What you should do -
Show all lines containing "this" from the data below.

(Dataset rows for apps and sites)
***

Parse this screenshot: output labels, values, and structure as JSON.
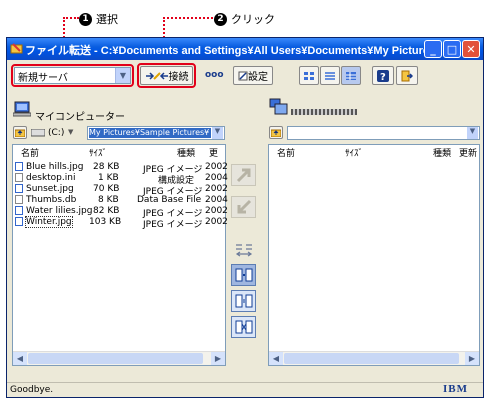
{
  "annotations": {
    "step1": {
      "num": "1",
      "label": "選択"
    },
    "step2": {
      "num": "2",
      "label": "クリック"
    }
  },
  "window": {
    "title": "ファイル転送 - C:¥Documents and Settings¥All Users¥Documents¥My Pictures¥S...",
    "min": "_",
    "max": "□",
    "close": "✕"
  },
  "toolbar": {
    "server_value": "新規サーバ",
    "connect_label": "接続",
    "dots": "ooo",
    "settings_label": "設定"
  },
  "left_pane": {
    "title": "マイコンピューター",
    "drive": "(C:)",
    "path": "My Pictures¥Sample Pictures¥",
    "columns": [
      "名前",
      "ｻｲｽﾞ",
      "種類",
      "更"
    ],
    "files": [
      {
        "name": "Blue hills.jpg",
        "size": "28 KB",
        "type": "JPEG イメージ",
        "date": "2002"
      },
      {
        "name": "desktop.ini",
        "size": "1 KB",
        "type": "構成設定",
        "date": "2004"
      },
      {
        "name": "Sunset.jpg",
        "size": "70 KB",
        "type": "JPEG イメージ",
        "date": "2002"
      },
      {
        "name": "Thumbs.db",
        "size": "8 KB",
        "type": "Data Base File",
        "date": "2004"
      },
      {
        "name": "Water lilies.jpg",
        "size": "82 KB",
        "type": "JPEG イメージ",
        "date": "2002"
      },
      {
        "name": "Winter.jpg",
        "size": "103 KB",
        "type": "JPEG イメージ",
        "date": "2002"
      }
    ]
  },
  "right_pane": {
    "columns": [
      "名前",
      "ｻｲｽﾞ",
      "種類",
      "更新"
    ]
  },
  "status": {
    "text": "Goodbye.",
    "brand": "IBM"
  }
}
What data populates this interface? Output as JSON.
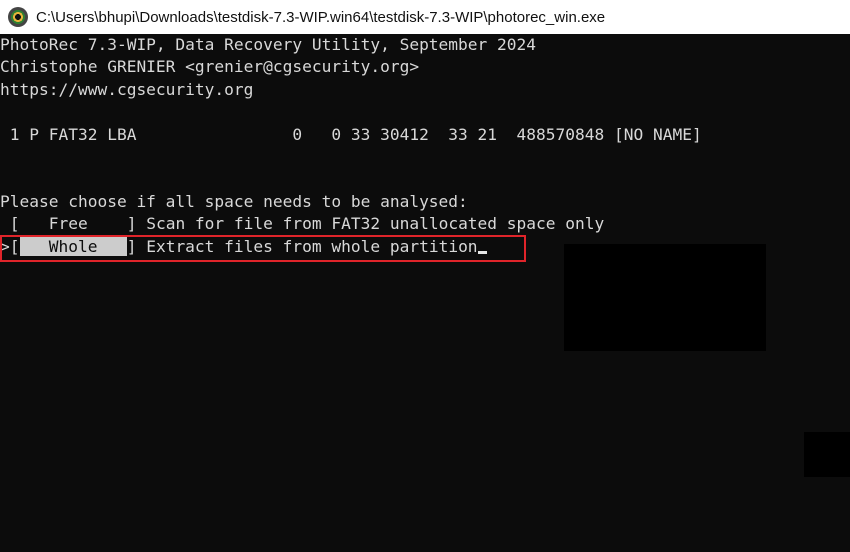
{
  "window": {
    "title": "C:\\Users\\bhupi\\Downloads\\testdisk-7.3-WIP.win64\\testdisk-7.3-WIP\\photorec_win.exe",
    "icon": "photorec-app-icon"
  },
  "console": {
    "header_line1": "PhotoRec 7.3-WIP, Data Recovery Utility, September 2024",
    "header_line2": "Christophe GRENIER <grenier@cgsecurity.org>",
    "header_line3": "https://www.cgsecurity.org",
    "partition_line": " 1 P FAT32 LBA                0   0 33 30412  33 21  488570848 [NO NAME]",
    "prompt": "Please choose if all space needs to be analysed:",
    "options": [
      {
        "prefix": " [",
        "label": "   Free    ",
        "suffix": "] ",
        "description": "Scan for file from FAT32 unallocated space only",
        "selected": false
      },
      {
        "prefix": ">[",
        "label": "   Whole   ",
        "suffix": "] ",
        "description": "Extract files from whole partition",
        "selected": true
      }
    ],
    "colors": {
      "background": "#0c0c0c",
      "text": "#d8d8d8",
      "selection_bg": "#cccccc",
      "highlight_border": "#e0242a"
    }
  }
}
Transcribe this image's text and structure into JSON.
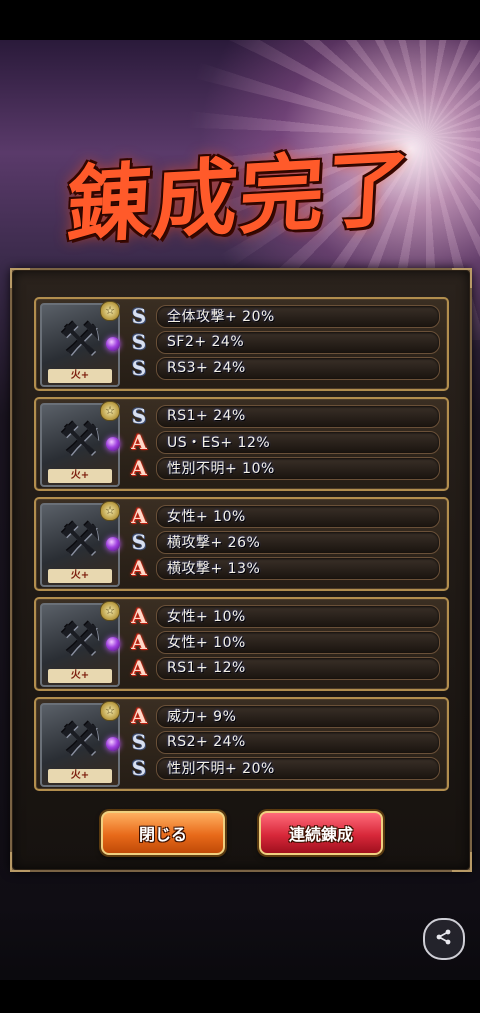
{
  "title": "錬成完了",
  "cards": [
    {
      "element": "火+",
      "rows": [
        {
          "type": "S",
          "text": "全体攻撃+ 20%"
        },
        {
          "type": "S",
          "text": "SF2+ 24%"
        },
        {
          "type": "S",
          "text": "RS3+ 24%"
        }
      ]
    },
    {
      "element": "火+",
      "rows": [
        {
          "type": "S",
          "text": "RS1+ 24%"
        },
        {
          "type": "A",
          "text": "US・ES+ 12%"
        },
        {
          "type": "A",
          "text": "性別不明+ 10%"
        }
      ]
    },
    {
      "element": "火+",
      "rows": [
        {
          "type": "A",
          "text": "女性+ 10%"
        },
        {
          "type": "S",
          "text": "横攻撃+ 26%"
        },
        {
          "type": "A",
          "text": "横攻撃+ 13%"
        }
      ]
    },
    {
      "element": "火+",
      "rows": [
        {
          "type": "A",
          "text": "女性+ 10%"
        },
        {
          "type": "A",
          "text": "女性+ 10%"
        },
        {
          "type": "A",
          "text": "RS1+ 12%"
        }
      ]
    },
    {
      "element": "火+",
      "rows": [
        {
          "type": "A",
          "text": "威力+ 9%"
        },
        {
          "type": "S",
          "text": "RS2+ 24%"
        },
        {
          "type": "S",
          "text": "性別不明+ 20%"
        }
      ]
    }
  ],
  "buttons": {
    "close_label": "閉じる",
    "again_label": "連続錬成"
  },
  "icons": {
    "weapon": "axe-weapon-icon",
    "share": "share-icon"
  },
  "colors": {
    "title": "#ff5a2a",
    "close_button": "#e86a1a",
    "again_button": "#d8283a",
    "frame_gold": "#b28e4e"
  }
}
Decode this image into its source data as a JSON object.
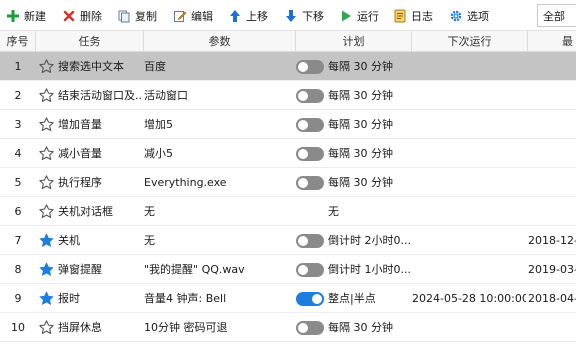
{
  "toolbar": {
    "new_label": "新建",
    "delete_label": "删除",
    "copy_label": "复制",
    "edit_label": "编辑",
    "move_up_label": "上移",
    "move_down_label": "下移",
    "run_label": "运行",
    "log_label": "日志",
    "options_label": "选项",
    "filter_value": "全部"
  },
  "colors": {
    "new_icon": "#1e9e3a",
    "delete_icon": "#d93025",
    "arrow_icon": "#1e6fd9",
    "run_icon": "#2fa84f",
    "log_icon": "#d8a017",
    "options_icon": "#1e7ee0",
    "star_filled": "#1e7ee0",
    "toggle_on": "#1e7ee0",
    "toggle_off": "#8a8a8a",
    "selected_row": "#c4c4c4"
  },
  "table": {
    "headers": {
      "num": "序号",
      "task": "任务",
      "param": "参数",
      "plan": "计划",
      "next": "下次运行",
      "last": "最"
    },
    "rows": [
      {
        "num": "1",
        "starred": false,
        "task": "搜索选中文本",
        "param": "百度",
        "has_toggle": true,
        "enabled": false,
        "plan": "每隔 30 分钟",
        "next": "",
        "last": "",
        "selected": true
      },
      {
        "num": "2",
        "starred": false,
        "task": "结束活动窗口及...",
        "param": "活动窗口",
        "has_toggle": true,
        "enabled": false,
        "plan": "每隔 30 分钟",
        "next": "",
        "last": "",
        "selected": false
      },
      {
        "num": "3",
        "starred": false,
        "task": "增加音量",
        "param": "增加5",
        "has_toggle": true,
        "enabled": false,
        "plan": "每隔 30 分钟",
        "next": "",
        "last": "",
        "selected": false
      },
      {
        "num": "4",
        "starred": false,
        "task": "减小音量",
        "param": "减小5",
        "has_toggle": true,
        "enabled": false,
        "plan": "每隔 30 分钟",
        "next": "",
        "last": "",
        "selected": false
      },
      {
        "num": "5",
        "starred": false,
        "task": "执行程序",
        "param": "Everything.exe",
        "has_toggle": true,
        "enabled": false,
        "plan": "每隔 30 分钟",
        "next": "",
        "last": "",
        "selected": false
      },
      {
        "num": "6",
        "starred": false,
        "task": "关机对话框",
        "param": "无",
        "has_toggle": false,
        "enabled": false,
        "plan": "无",
        "next": "",
        "last": "",
        "selected": false
      },
      {
        "num": "7",
        "starred": true,
        "task": "关机",
        "param": "无",
        "has_toggle": true,
        "enabled": false,
        "plan": "倒计时 2小时0...",
        "next": "",
        "last": "2018-12-",
        "selected": false
      },
      {
        "num": "8",
        "starred": true,
        "task": "弹窗提醒",
        "param": "\"我的提醒\" QQ.wav",
        "has_toggle": true,
        "enabled": false,
        "plan": "倒计时 1小时0...",
        "next": "",
        "last": "2019-03-",
        "selected": false
      },
      {
        "num": "9",
        "starred": true,
        "task": "报时",
        "param": "音量4 钟声: Bell",
        "has_toggle": true,
        "enabled": true,
        "plan": "整点|半点",
        "next": "2024-05-28 10:00:00",
        "last": "2018-04-",
        "selected": false
      },
      {
        "num": "10",
        "starred": false,
        "task": "挡屏休息",
        "param": "10分钟 密码可退",
        "has_toggle": true,
        "enabled": false,
        "plan": "每隔 30 分钟",
        "next": "",
        "last": "",
        "selected": false
      }
    ]
  }
}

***

Reply -
Parse this screenshot: output labels, values, and structure as JSON.
What data populates this interface? Output as JSON.
Transcribe this image's text and structure into JSON.
Decode this image into its source data as a JSON object.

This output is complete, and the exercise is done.